My YouTube interaction consists of specific searches and also a handful of specific accounts from which I want to see all videos. For the videos that fall under the latter category, I subscribe to them via RSS in NetNewsWire.

With this approach, the videos are delivered to me and I’m sure to see them.

Just put the Youtube URL right into NetNewsWire and you’re set.

Four steps to add a Youtube channel to NetNewsWire

This saves you from being pulled into the time warp of Youtube-land. It will let you choose what to watch rather than than being told what to watch next.

Own your thoughts and words

One way to avoid the algorithm of social media is to be sure your personal thoughts are posted in a place you control. You can stay focused on what you want to put into the world instead of just consuming.

I write things here on my site and just link to them from social media. Sometimes I wonder how many quality facebook posts die because the author opens the app and is sidetracked.  

As I’ve written before:

When you blog at a domain that you own, your words belong to you. When you use a social media platform, the words belong to the company. Also people tend not to use social media wisely.

Using social platforms feels temporary. On social media the posts are hard to find, link to, and just seem to disappear over the years. I worry about those who “use Facebook as a journal.” It won’t end well. 

-Brian Stucki, A certain number of words

If you want to write things that will still be available in the future, make a blog of your own.

You could signup today on and have a place where you write. Pay a nominal amount and you can do it at a domain of your choice so it can live through different platforms and technology shifts.

In fact, Facebook will even allow you to export all past posts and put them on a blog of your own. Do it.

Just start somewhere

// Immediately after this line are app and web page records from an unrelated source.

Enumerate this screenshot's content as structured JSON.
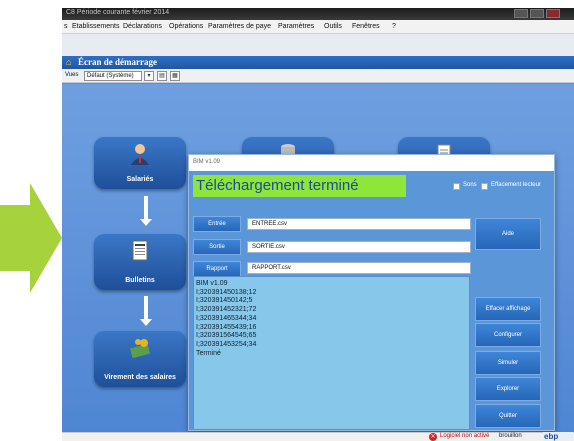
{
  "window": {
    "title": "C8  Période courante février 2014",
    "header_title": "Écran de démarrage"
  },
  "menu": [
    "s",
    "Etablissements",
    "Déclarations",
    "Opérations",
    "Paramètres de paye",
    "Paramètres",
    "Outils",
    "Fenêtres",
    "?"
  ],
  "views": {
    "label": "Vues",
    "selected": "Défaut (Système)"
  },
  "tiles": {
    "salaries": "Salariés",
    "bulletins": "Bulletins",
    "virement": "Virement des salaires"
  },
  "bim": {
    "title": "BIM v1.09",
    "status_banner": "Téléchargement terminé",
    "checkbox_sons": "Sons",
    "checkbox_effacement": "Effacement lecteur",
    "btn_entree": "Entrée",
    "btn_sortie": "Sortie",
    "btn_rapport": "Rapport",
    "entree_value": "ENTREE.csv",
    "sortie_value": "SORTIE.csv",
    "rapport_value": "RAPPORT.csv",
    "btn_aide": "Aide",
    "btn_effacer": "Effacer affichage",
    "btn_configurer": "Configurer",
    "btn_simuler": "Simuler",
    "btn_explorer": "Explorer",
    "btn_quitter": "Quitter",
    "log": [
      "BIM v1.09",
      "I;320391450138;12",
      "I;320391450142;5",
      "I;320391452321;72",
      "I;320391465344;34",
      "I;320391455439;16",
      "I;320391564545;65",
      "I;320391453254;34",
      "Terminé"
    ]
  },
  "status": {
    "logiciel": "Logiciel non activé",
    "brouillon": "brouillon",
    "logo": "ebp"
  },
  "colors": {
    "accent_arrow": "#a6d23c",
    "banner": "#8fe63a",
    "work_bg": "#5a8fd4"
  }
}
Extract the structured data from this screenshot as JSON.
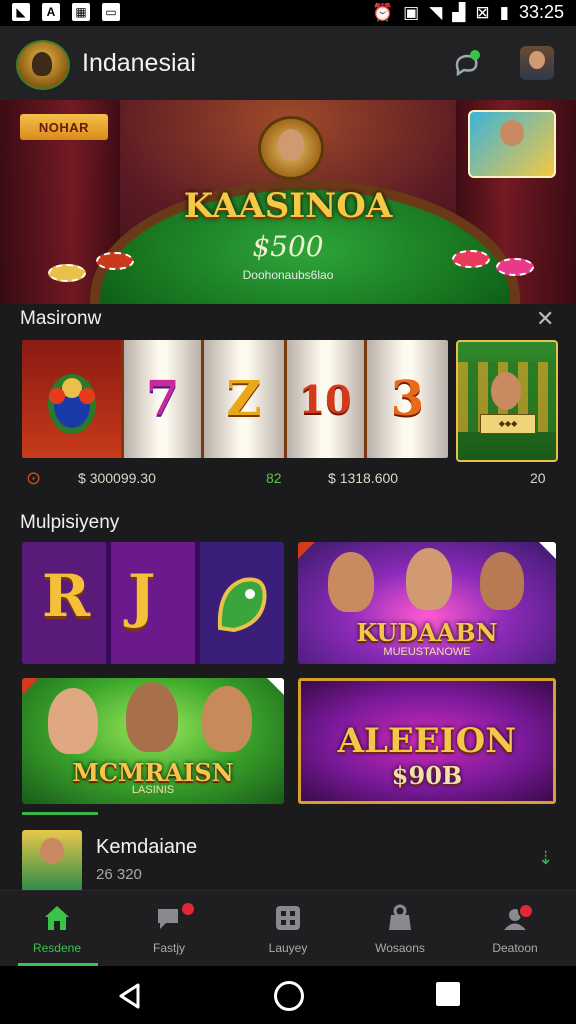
{
  "status_bar": {
    "time": "33:25"
  },
  "header": {
    "title": "Indanesiai"
  },
  "hero": {
    "tag": "NOHAR",
    "title": "KAASINOA",
    "amount": "$500",
    "subtitle": "Doohonaubs6lao"
  },
  "slots_section": {
    "title": "Masironw",
    "reels": [
      "7",
      "Z",
      "10",
      "3"
    ],
    "stats": {
      "left_value": "300099.30",
      "mid_value": "82",
      "right_value": "1318.600",
      "count": "20"
    }
  },
  "multiplayer_section": {
    "title": "Mulpisiyeny",
    "tiles": [
      {
        "symbols": [
          "R",
          "J"
        ]
      },
      {
        "title": "KUDAABN",
        "subtitle": "MUEUSTANOWE"
      },
      {
        "title": "MCMRAISN",
        "subtitle": "LASINIS"
      },
      {
        "title": "ALEEION",
        "subtitle": "$90B"
      }
    ]
  },
  "list_item": {
    "title": "Kemdaiane",
    "subtitle": "26 320"
  },
  "bottom_nav": [
    {
      "label": "Resdene"
    },
    {
      "label": "Fastjy"
    },
    {
      "label": "Lauyey"
    },
    {
      "label": "Wosaons"
    },
    {
      "label": "Deatoon"
    }
  ],
  "colors": {
    "accent": "#3bc24a",
    "gold": "#f5c64a",
    "background": "#1b1b1d"
  }
}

These are three little steps that will help you beat the algorithms. Keep an eye out for other places that control your time and then make an effort to minimize the ulterior control in your life.